Well, Bourbaki’s idea may sound interesting or stupid to you, but what I learned from the joke was the attitude to keep asking and answering “why.” So I started to work on Abstract Algebra.
Since I am not learning the course structurally, I first started to look at mapping, a concept also taught in Linear Algebra.
If A and B are two non-empty set, and there exists a transformation f such that each A has one and only one corresponding B through f, then we call this the mapping from A to B.
Notice that even though each A has exactly one corresponding B, each B might have multiple or no corresponding A.
For instance, if A={A0, A1, A2, A3, A4}, B={B0, B1} and
- f(A0) = B0
- f(A1) = B0
- f(A2) = B0
- f(A3) = B0
- f(A4) = B0
It is still a mapping.
However, according to the definition, if one of the following happens, then this is no longer a mapping:
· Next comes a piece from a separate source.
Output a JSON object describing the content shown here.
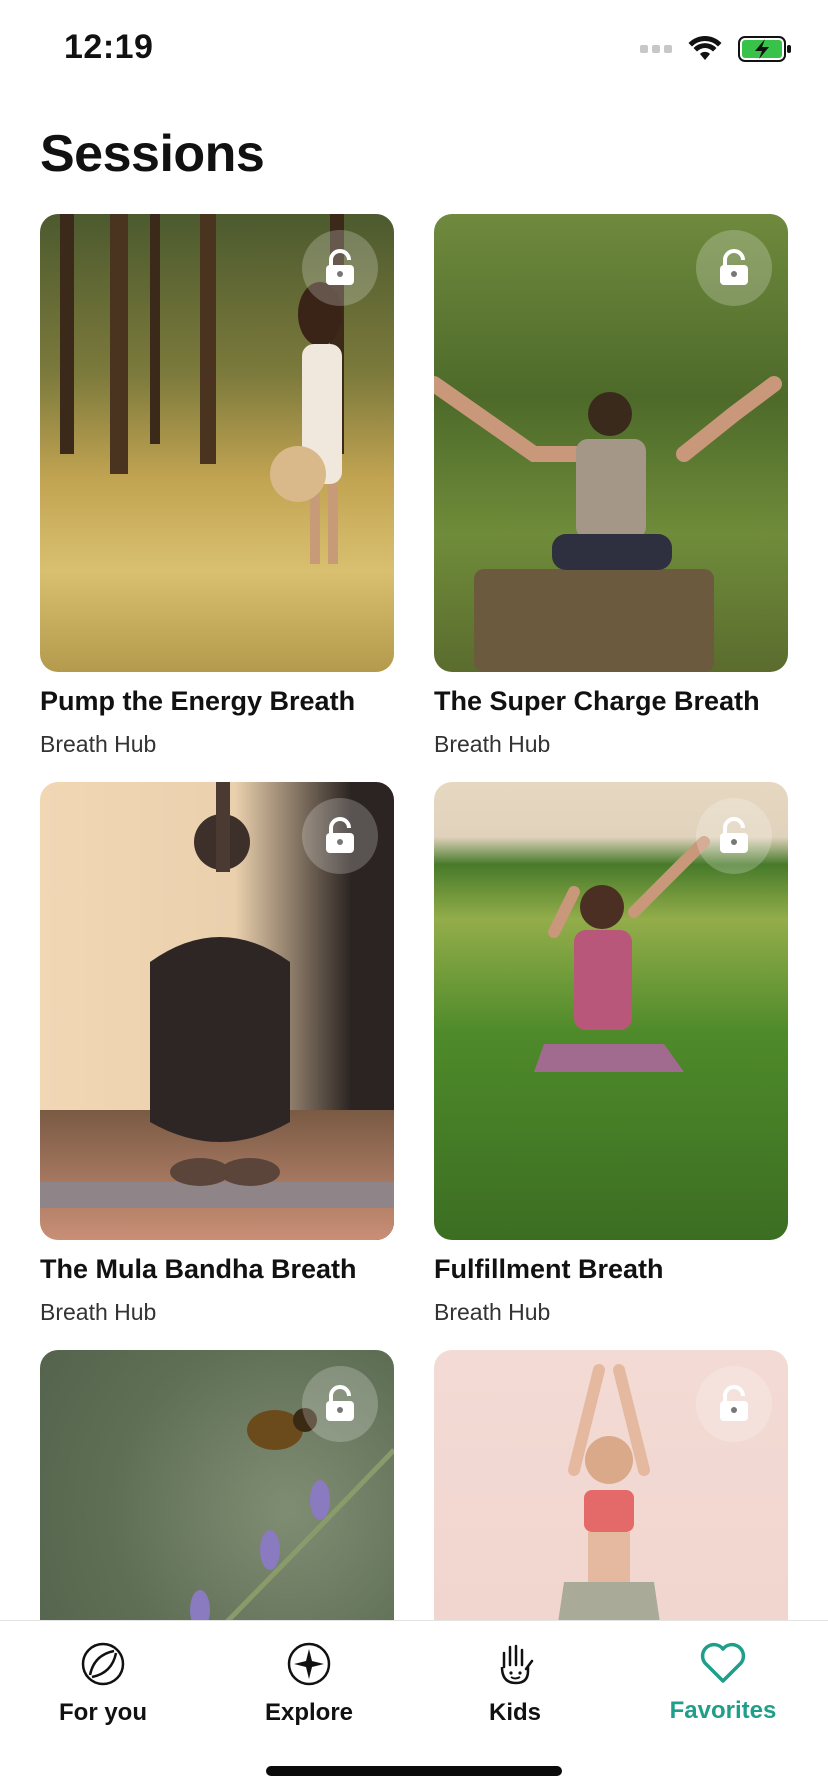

- f(A0) = B0 or B1 (an A has more than one corresponding B)
- f(A1) = k, and k ≠ B0, k ≠ B1 (an A has no corresponding B)
This leads to two special cases:
If f(A) = B, then we call this mapping a surjection.
If f(Ai) ≠ f(Aj) when assuming i ≠ j and Ai ≠ Aj, then we call this mapping an injection.
And if the mapping is both a surjection and an injection, then we can simply call it a bijection. If you want to visualize these relationships, please refer to the this graph.
For a bijection consists of set A and B and f(A) = B, there must also exist a transformation g (g may equal to f) such that g(B)=A. So obviously, gºf(A) = A and fºg(B)=B.
This is where I left off for the past week. As I said, I am incredibly passionate about Abstract Algebra as it further answers the questions can’t be solved using conventional algebra. In the next week, I will talk about closure, identity element, and inverse element. Furthermore, I will share my progress on both of my competitions. In my future blogs, I will also focus on more math and their applications in real life.
Works Cited
“Abstract Algebra.” booktopia, 28 Jan. 2011, www.booktopia.com.au/abstract-algebra-gerhard-rosenberger/prod9783110250084.html. Accessed 27 Jan. 2019.
Bijection, injection and surjection. 11 July 2014. O. Bartu AVCI, www.bartuavci.com/2014/07/bijection-injection-and-surjection.html. Accessed 27 Jan. 2019.
Bourbaki congress at Dieulefit on 1938. Wikepedia, 26 Jan. 2019, en.wikipedia.org/wiki/Nicolas_Bourbaki#/media/File:Bourbaki_congress1938.png. Accessed 27 Jan. 2019.
“代数结构入门：群、环、域、向量空间” [“An Introduction to the Algebra Structure: Group, Loop, Field, and Vector Space”]. Spark & Shine, 24 Feb. 2015, sparkandshine.net/algebraic-structure-primer-group-ring-field-vector-space/. Accessed 27 Jan. 2019.
Hi Baiting, I am really excited to see where this new semester will take you! Your questions regarding simple addition and the funcitonality of it is very fascinating to me. I think this will be a great topic to bring up in our Religion and Science class!
Hi Baiting, Abstract Algebra seems quite interesting! I wonder if mathematical logic would impact on higher level computation on coding algorithms (best solution). I can tell that it makes simple math harder than they look: math is a truly fascinating subject!
Hey, Baiting! This seems like an incredibly interesting topic! How/Do you think you’ll share this with the community in any way?
I am also working on this topic for my science fair. I am planning to redefine some of the concepts (like what is addition, multiplication, etc.) in math and using my definition to prove the commutativity and closure. Then (if I can figure out how to do this), I will try to prove Lagrange’s Theorem, and eventually Fermat’s Little Theorem. This is a long way, but hopefully I can get it done…